Withdrawal of potent TS applied to the extensive area of psoriasis for a prolonged period may result in a relapse or a papulopustular flare and may even precipitate unstable or severe generalized pustular psoriasis. This is especially likely when steroids are used in large quantities or applied under occlusion.
Similarly, abrupt withdrawal can cause eczema flares. Steroid addiction is known to occur after inadvertent application of potent TS usually on the face. Three phases have been described: 1 Initial treatment improves pustulation, pruritus, erythema and scaling; 2 with continued use, local immunosuppression increases microbial growth and 3 on treatment withdrawal, rebound flares of itching, redness, postulation and scaling are seen.
Misuse of TS on the face is seen all over India and its incidence appears to be increasing rapidly. TSDF has also been described under various names like steroid addiction, dermatitis rosaceaformis steroidica and red face syndrome. In this condition after long term application of TS on the face, there is severe rebound erythema, burning and scaling on the face on attempting to stop the application of TS. Side effects caused by steroid eye drops are listed in Table 1.
But there are few reports of such ocular complications due to TS. Blindness due to glaucoma following extended TS use on the face is reported. Topical steroids have demonstrated to impair wound healing and re-epithelialization in animal and human models. Topical steroids are known to decrease skin elasticity. This can be assessed by pulling the skin and observing incomplete retraction on mechanical stress cessation.
Skin aging pathophysiology is similar to the one that follows TS application. Marked skin thickness decrease, especially in light-exposed areas and delayed skin recovery are reported. Topical steroids application can lead to subtle changes in the epidermal barrier as observed by decreased formation of lipid lamellar bodies and delayed barrier recovery. This effect, theoretically may worsen barrier impairment in atopic dermatitis and psoriasis, but it seems to be outweighed by reducing inflammation and permitting barrier repair.
Vehicle of TS can potentiate the side effects of TS and cause local side effects of its own. Table 3 lists the components of the vehicle that cause side effect. British National Formulary states that skin of children is sensitive so they are likely to be susceptible to side effects of TS, hence they should be avoided in children or, if necessary, used with care and for short periods.
Food and Drug Administrations center for drug evaluations and research have reported TS side effects similar to those seen in adults. Some side effects not reported in adults but seen in children include local irritation, mood change, gynecomastia, genital hypertrichosis and staphylococcal infection.

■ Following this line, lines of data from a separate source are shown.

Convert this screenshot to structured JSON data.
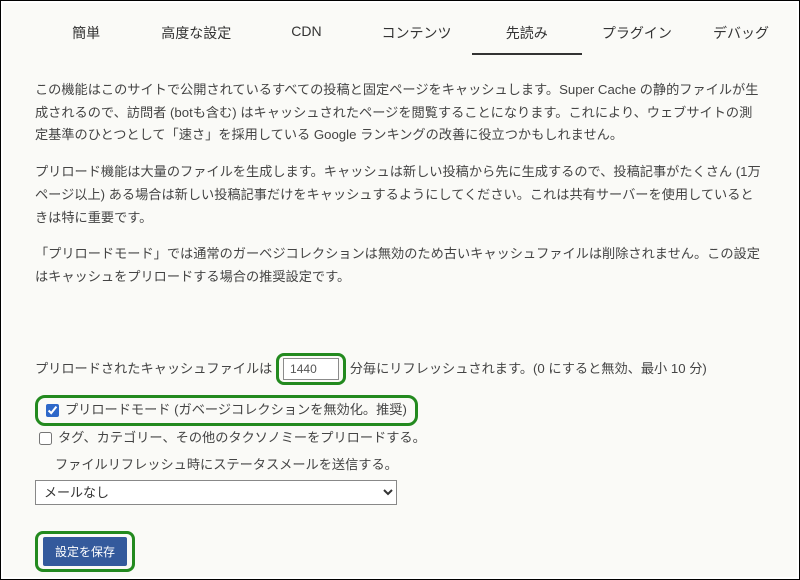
{
  "tabs": {
    "items": [
      {
        "label": "簡単"
      },
      {
        "label": "高度な設定"
      },
      {
        "label": "CDN"
      },
      {
        "label": "コンテンツ"
      },
      {
        "label": "先読み"
      },
      {
        "label": "プラグイン"
      },
      {
        "label": "デバッグ"
      }
    ],
    "activeIndex": 4
  },
  "paragraphs": {
    "p1": "この機能はこのサイトで公開されているすべての投稿と固定ページをキャッシュします。Super Cache の静的ファイルが生成されるので、訪問者 (botも含む) はキャッシュされたページを閲覧することになります。これにより、ウェブサイトの測定基準のひとつとして「速さ」を採用している Google ランキングの改善に役立つかもしれません。",
    "p2": "プリロード機能は大量のファイルを生成します。キャッシュは新しい投稿から先に生成するので、投稿記事がたくさん (1万ページ以上) ある場合は新しい投稿記事だけをキャッシュするようにしてください。これは共有サーバーを使用しているときは特に重要です。",
    "p3": "「プリロードモード」では通常のガーベジコレクションは無効のため古いキャッシュファイルは削除されません。この設定はキャッシュをプリロードする場合の推奨設定です。"
  },
  "refresh": {
    "pre": "プリロードされたキャッシュファイルは ",
    "value": "1440",
    "post": " 分毎にリフレッシュされます。(0 にすると無効、最小 10 分)"
  },
  "options": {
    "preload_mode": "プリロードモード (ガベージコレクションを無効化。推奨)",
    "taxonomy": "タグ、カテゴリー、その他のタクソノミーをプリロードする。",
    "send_mail": "ファイルリフレッシュ時にステータスメールを送信する。"
  },
  "select": {
    "selected": "メールなし"
  },
  "buttons": {
    "save": "設定を保存"
  }
}
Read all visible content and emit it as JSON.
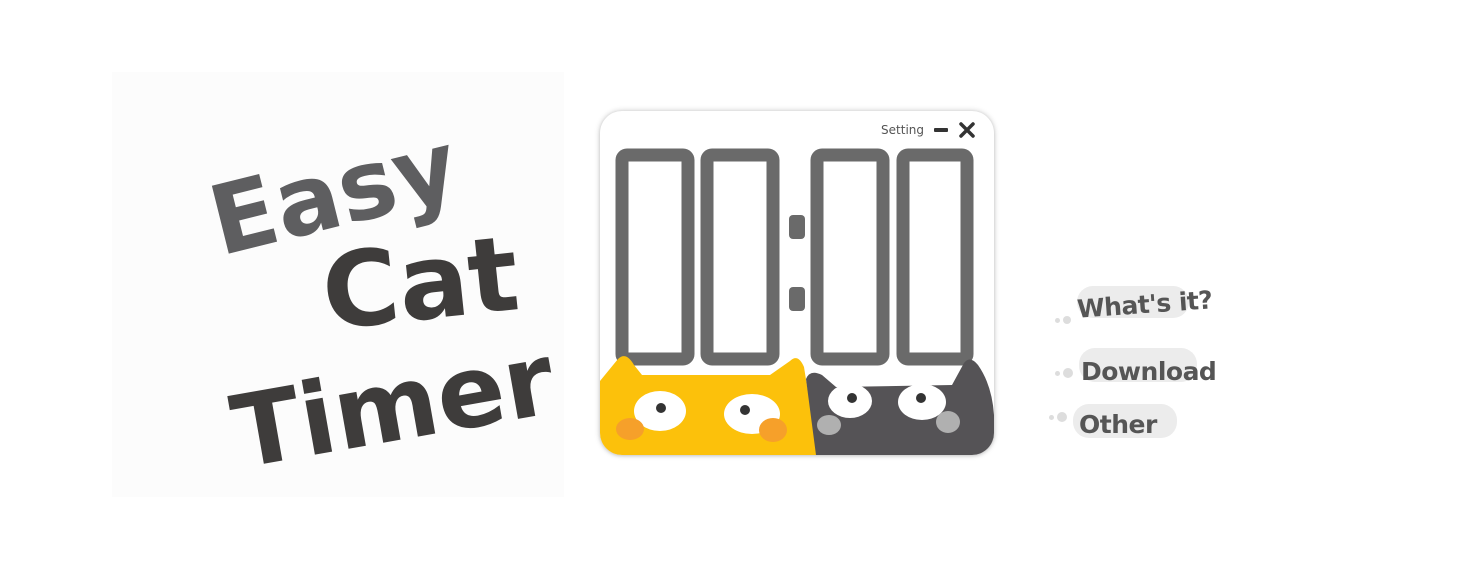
{
  "logo": {
    "line1": "Easy",
    "line2": "Cat",
    "line3": "Timer"
  },
  "timer": {
    "setting_label": "Setting",
    "minimize_icon": "minimize-icon",
    "close_icon": "close-icon",
    "display": {
      "minutes_tens": "0",
      "minutes_ones": "0",
      "separator": ":",
      "seconds_tens": "0",
      "seconds_ones": "0"
    },
    "cats": [
      {
        "name": "yellow-cat",
        "color": "#fcc10b"
      },
      {
        "name": "gray-cat",
        "color": "#555356"
      }
    ]
  },
  "menu": {
    "items": [
      {
        "label": "What's it?"
      },
      {
        "label": "Download"
      },
      {
        "label": "Other"
      }
    ]
  },
  "colors": {
    "ink": "#5e5e60",
    "ink_dark": "#3e3c3b",
    "digit": "#6a6a6a",
    "yellow": "#fcc10b",
    "orange_cheek": "#f6a02a",
    "gray_cat": "#555356",
    "pill": "#ececec"
  }
}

Guidelines regarding TS use are available to prevent their misuse. General measures to prevent TS induced side effects are mentioned in Table 4 while Table 5 mentions measures to prevent site specific side effects.
Topical corticosteroids misuse occurs at various levels. Abraham A, Roga G. Topical steroid-damaged skin. Indian J Dermatol. Side-effects of topical steroids: A long overdue revisit. Indian Dermatol Online J ; Rathi SK, D'souza P. Rational and ethical use of topical corticosteroids based on safety and efficacy. Misuse of topical corticosteroids over face: A clinical study.
Indian Dermatol Online J. Dey VK. Misuse of topical corticosteroids: A clinical study of adverse effects. Contact allergy in the population of patients with chronic inflammatory dermatoses and contact hypersensitivity to corticosteroids. Postepy Dermatol Alergol.
Steroid-induced glaucoma: An avoidable irreversible blindness. J Curr Glaucoma Pract. Table of Contents View All. Table of Contents. Steroid Rosacea. Skin Atrophy. Stretch Marks. Alteration of Infection. Topical Steroid Allergy. Was this page helpful? Thanks for your feedback! Sign Up. What are your concerns? Article Sources. Verywell Health uses only high-quality sources, including peer-reviewed studies, to support the facts within our articles.